The weather forecast from Bedourie wasn’t encouraging for our plans to do Haddon Cnr, Cordillo downs, Innaminka, Dig Tree, Tibboburra, broken Hill….home, but we had come this far so set off for Birdsville with the fall-back plan to come home via Birdsville Track rather than Strezlecki Track. Bedourie to Birdsville was mainly dirt, very bulldusty, and some corrugations which we have come to expect and handle. We came in to Birdsville to see a sign announcing population 150 + or – 7000! (for the race weekend). The 7000 were commencing the pilgrimage, but we still found a lovely spot on the banks of the Diamantina….with the obligatory surface layer of bulldust everywhere. Birdsville has one CP, 2 pubs (the old one completely derelict), a bakery, an airport with agistment for unlimited light aircraft flying in for the race weekend, and a roadhouse for fuel and very basic supplies…..and a racetrack of course! And enough primitive free camping to support the annual influx of pilgrims.

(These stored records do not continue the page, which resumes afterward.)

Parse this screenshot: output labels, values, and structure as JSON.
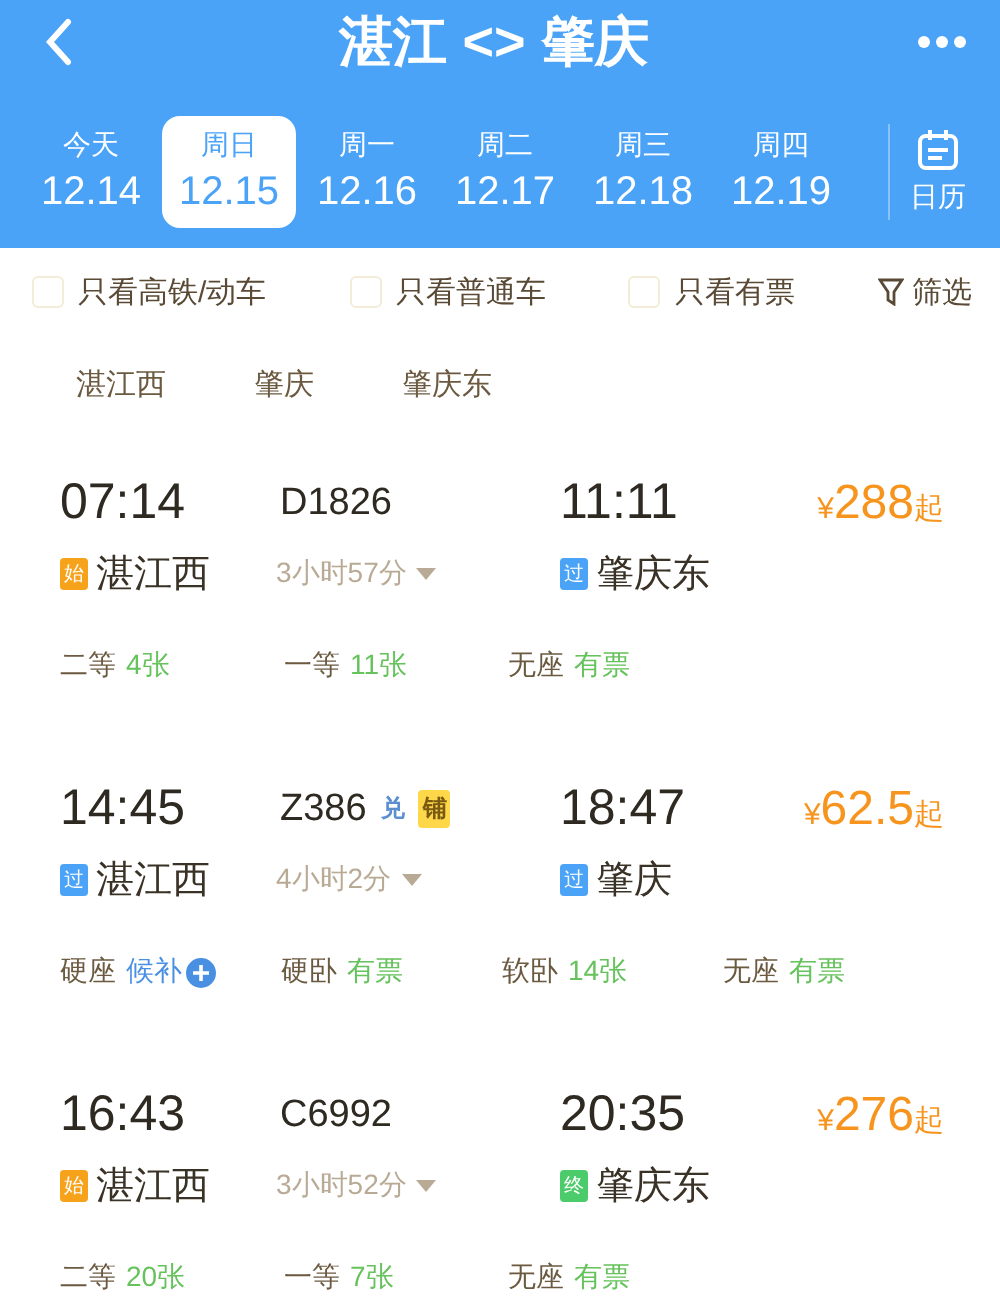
{
  "header": {
    "title": "湛江 <> 肇庆"
  },
  "dates": [
    {
      "weekday": "今天",
      "date": "12.14",
      "selected": false
    },
    {
      "weekday": "周日",
      "date": "12.15",
      "selected": true
    },
    {
      "weekday": "周一",
      "date": "12.16",
      "selected": false
    },
    {
      "weekday": "周二",
      "date": "12.17",
      "selected": false
    },
    {
      "weekday": "周三",
      "date": "12.18",
      "selected": false
    },
    {
      "weekday": "周四",
      "date": "12.19",
      "selected": false
    }
  ],
  "calendar": {
    "label": "日历"
  },
  "filters": [
    {
      "label": "只看高铁/动车",
      "checked": false
    },
    {
      "label": "只看普通车",
      "checked": false
    },
    {
      "label": "只看有票",
      "checked": false
    }
  ],
  "filter_button": {
    "label": "筛选"
  },
  "stations": [
    "湛江西",
    "肇庆",
    "肇庆东"
  ],
  "trains": [
    {
      "depart": "07:14",
      "number": "D1826",
      "arrive": "11:11",
      "price_symbol": "¥",
      "price": "288",
      "price_suffix": "起",
      "from_badge": {
        "text": "始",
        "kind": "start"
      },
      "from": "湛江西",
      "duration": "3小时57分",
      "to_badge": {
        "text": "过",
        "kind": "pass"
      },
      "to": "肇庆东",
      "seats": [
        {
          "label": "二等",
          "value": "4张",
          "kind": "available"
        },
        {
          "label": "一等",
          "value": "11张",
          "kind": "available"
        },
        {
          "label": "无座",
          "value": "有票",
          "kind": "available"
        }
      ]
    },
    {
      "depart": "14:45",
      "number": "Z386",
      "tags": [
        {
          "text": "兑",
          "kind": "plain"
        },
        {
          "text": "铺",
          "kind": "filled"
        }
      ],
      "arrive": "18:47",
      "price_symbol": "¥",
      "price": "62.5",
      "price_suffix": "起",
      "from_badge": {
        "text": "过",
        "kind": "pass"
      },
      "from": "湛江西",
      "duration": "4小时2分",
      "to_badge": {
        "text": "过",
        "kind": "pass"
      },
      "to": "肇庆",
      "seats": [
        {
          "label": "硬座",
          "value": "候补",
          "kind": "waitlist"
        },
        {
          "label": "硬卧",
          "value": "有票",
          "kind": "available"
        },
        {
          "label": "软卧",
          "value": "14张",
          "kind": "available"
        },
        {
          "label": "无座",
          "value": "有票",
          "kind": "available"
        }
      ]
    },
    {
      "depart": "16:43",
      "number": "C6992",
      "arrive": "20:35",
      "price_symbol": "¥",
      "price": "276",
      "price_suffix": "起",
      "from_badge": {
        "text": "始",
        "kind": "start"
      },
      "from": "湛江西",
      "duration": "3小时52分",
      "to_badge": {
        "text": "终",
        "kind": "end"
      },
      "to": "肇庆东",
      "seats": [
        {
          "label": "二等",
          "value": "20张",
          "kind": "available"
        },
        {
          "label": "一等",
          "value": "7张",
          "kind": "available"
        },
        {
          "label": "无座",
          "value": "有票",
          "kind": "available"
        }
      ]
    }
  ]
}
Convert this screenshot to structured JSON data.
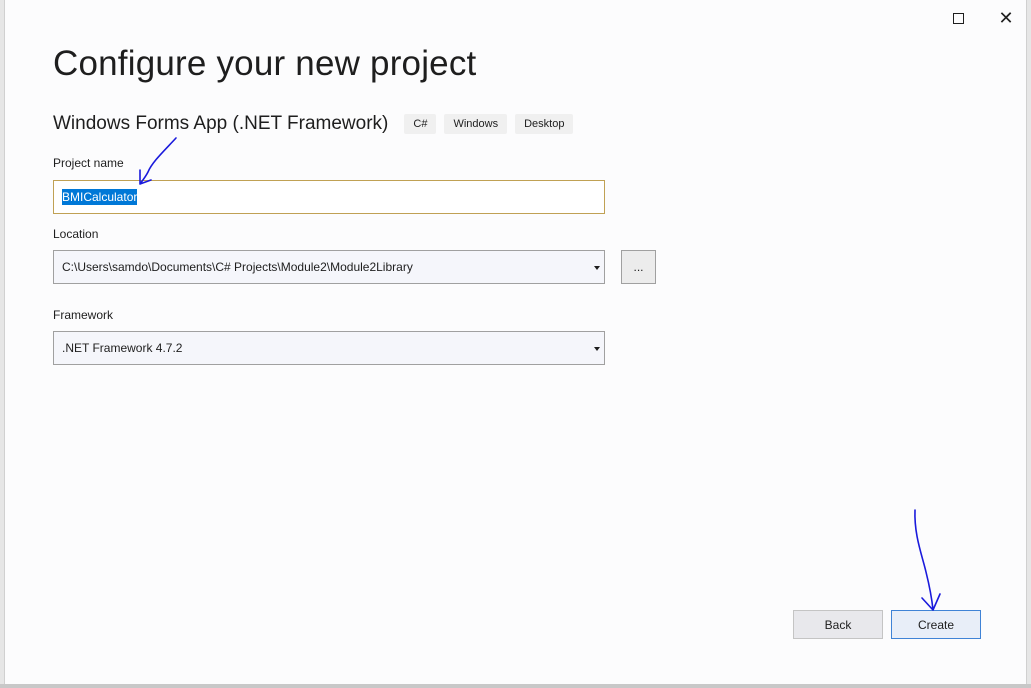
{
  "window": {
    "maximize_icon": "maximize-icon",
    "close_icon": "close-icon",
    "close_glyph": "✕"
  },
  "page": {
    "title": "Configure your new project"
  },
  "template": {
    "name": "Windows Forms App (.NET Framework)",
    "tags": [
      "C#",
      "Windows",
      "Desktop"
    ]
  },
  "project_name": {
    "label": "Project name",
    "value": "BMICalculator"
  },
  "location": {
    "label": "Location",
    "value": "C:\\Users\\samdo\\Documents\\C# Projects\\Module2\\Module2Library",
    "browse_label": "..."
  },
  "framework": {
    "label": "Framework",
    "value": ".NET Framework 4.7.2"
  },
  "footer": {
    "back_label": "Back",
    "create_label": "Create"
  },
  "colors": {
    "selection": "#0078d7",
    "focus_border": "#c0a154",
    "primary_border": "#3f83d6",
    "annotation_ink": "#1a1adc"
  }
}
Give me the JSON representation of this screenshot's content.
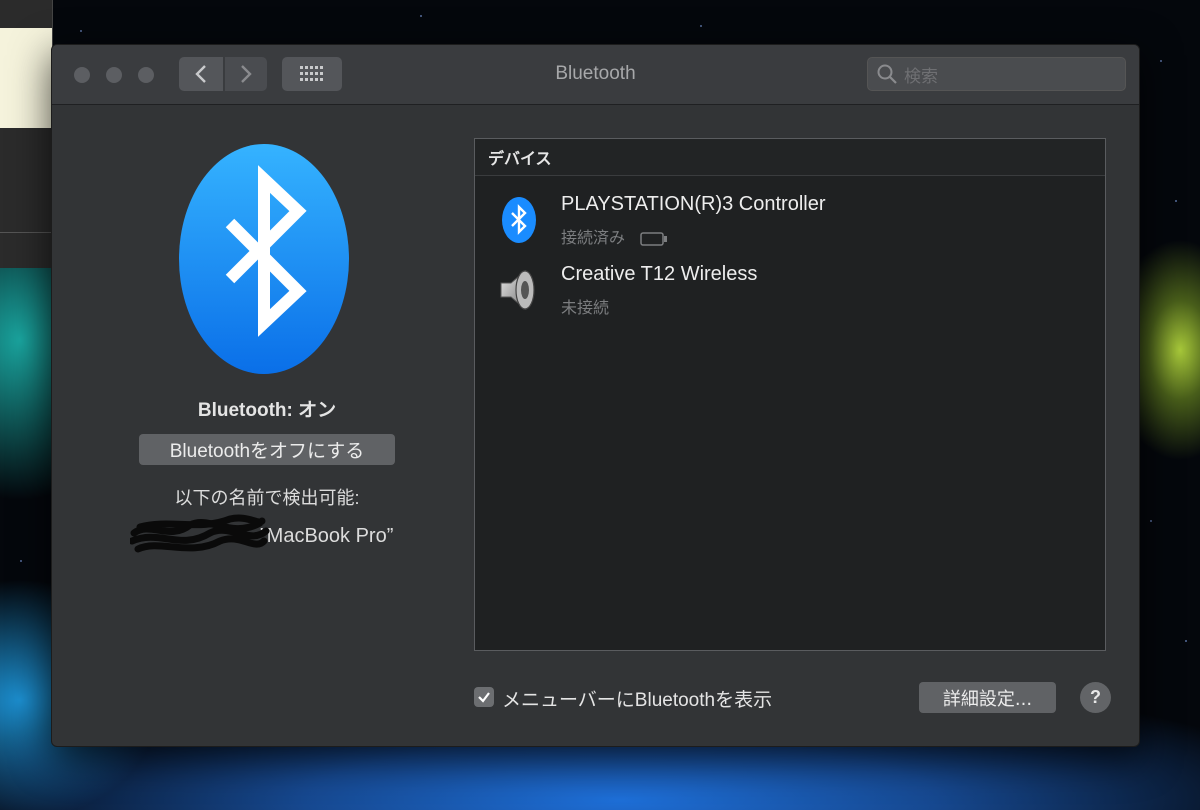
{
  "window": {
    "title": "Bluetooth",
    "search_placeholder": "検索"
  },
  "left_panel": {
    "status": "Bluetooth: オン",
    "toggle_button": "Bluetoothをオフにする",
    "discoverable_label": "以下の名前で検出可能:",
    "device_name_visible": "”MacBook Pro”"
  },
  "device_list": {
    "header": "デバイス",
    "devices": [
      {
        "name": "PLAYSTATION(R)3 Controller",
        "status": "接続済み",
        "icon": "bluetooth-icon"
      },
      {
        "name": "Creative T12 Wireless",
        "status": "未接続",
        "icon": "speaker-icon"
      }
    ]
  },
  "footer": {
    "show_in_menubar_label": "メニューバーにBluetoothを表示",
    "show_in_menubar_checked": true,
    "advanced_button": "詳細設定...",
    "help_button": "?"
  },
  "colors": {
    "accent_blue": "#1a8cff",
    "window_bg": "#323436",
    "list_bg": "#1f2122"
  }
}
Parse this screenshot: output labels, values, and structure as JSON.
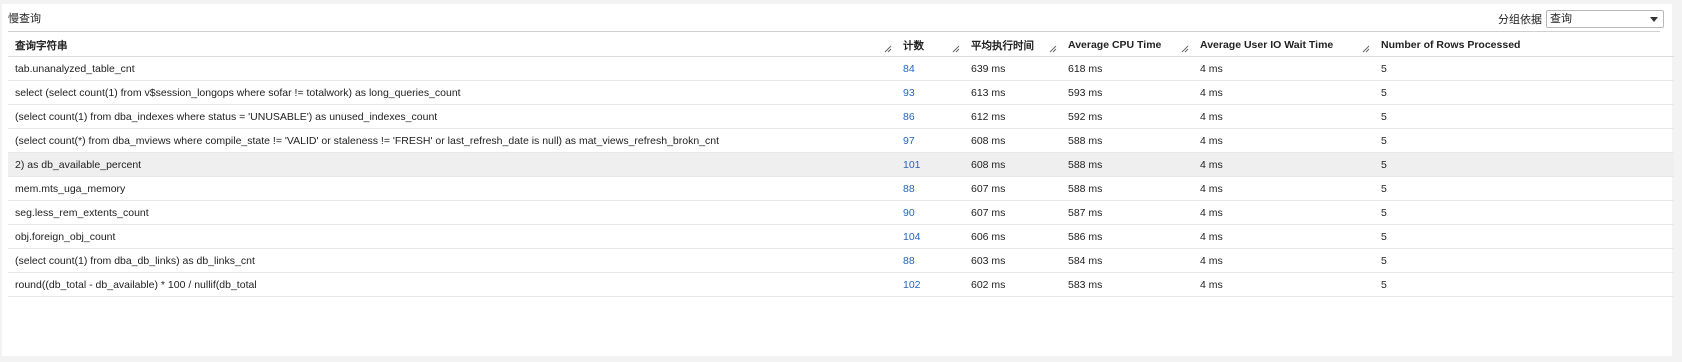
{
  "panel": {
    "title": "慢查询",
    "group_by_label": "分组依据",
    "group_by_value": "查询"
  },
  "table": {
    "columns": [
      "查询字符串",
      "计数",
      "平均执行时间",
      "Average CPU Time",
      "Average User IO Wait Time",
      "Number of Rows Processed"
    ],
    "rows": [
      [
        "tab.unanalyzed_table_cnt",
        "84",
        "639 ms",
        "618 ms",
        "4 ms",
        "5"
      ],
      [
        "select (select count(1) from v$session_longops where sofar != totalwork) as long_queries_count",
        "93",
        "613 ms",
        "593 ms",
        "4 ms",
        "5"
      ],
      [
        "(select count(1) from dba_indexes where status = 'UNUSABLE') as unused_indexes_count",
        "86",
        "612 ms",
        "592 ms",
        "4 ms",
        "5"
      ],
      [
        "(select count(*) from dba_mviews where compile_state != 'VALID' or staleness != 'FRESH' or last_refresh_date is null) as mat_views_refresh_brokn_cnt",
        "97",
        "608 ms",
        "588 ms",
        "4 ms",
        "5"
      ],
      [
        "2) as db_available_percent",
        "101",
        "608 ms",
        "588 ms",
        "4 ms",
        "5"
      ],
      [
        "mem.mts_uga_memory",
        "88",
        "607 ms",
        "588 ms",
        "4 ms",
        "5"
      ],
      [
        "seg.less_rem_extents_count",
        "90",
        "607 ms",
        "587 ms",
        "4 ms",
        "5"
      ],
      [
        "obj.foreign_obj_count",
        "104",
        "606 ms",
        "586 ms",
        "4 ms",
        "5"
      ],
      [
        "(select count(1) from dba_db_links) as db_links_cnt",
        "88",
        "603 ms",
        "584 ms",
        "4 ms",
        "5"
      ],
      [
        "round((db_total - db_available) * 100 / nullif(db_total",
        "102",
        "602 ms",
        "583 ms",
        "4 ms",
        "5"
      ]
    ]
  },
  "colors": {
    "link": "#2862c4",
    "highlight_row": "#efefef"
  },
  "icons": {
    "dropdown": "chevron-down-icon",
    "column_resize": "resize-handle-icon"
  }
}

It also has reminders of the ill- fated Burke & Wills expedition identifying a waterhole camp on the Diamantina, and a “slashed tree” marking a point to return to. The weather was against our initial plans, so we couldn’t return on the Strezlecki. So it was down the famous Birdsville Track. It was smooth at first, but soon turned to the characteristic tyre destroying gibber rock road, so it was tyre pressure and speed down to reduce the risk of puncture and breakdown. The Track borders the Simpson Desert so the massive parallel sand dunes flanked us most of the way. Someday soon we hope to cross the Simpson Desert dune challenge, but for now the enormity and steepness of this endless dune system just haunted and beckoned us.
We made it to Mungaranie Hotel and Campground the first night and had a hoot of a time. The bar was packed with station hands and tourists (most on their way to the Birdsville Races), the atmosphere and meal sensational, and we just made it back to the van, when a jam session commenced and went well into the night.
We came off the Track at Maree, where we had commenced the Oodnadatta Track many weeks before, then down past the Flinders Ranges again, finishing up in Mildura for 4 nights to catch up with friends from our previous farming life. It was really cold again so we had no hesitation retreating to our home in Diamond Creek to catch up with family, friends and my fellow OMNI mates.
Safe travel everyone, and always be thankful that we live in the greatest country in the world.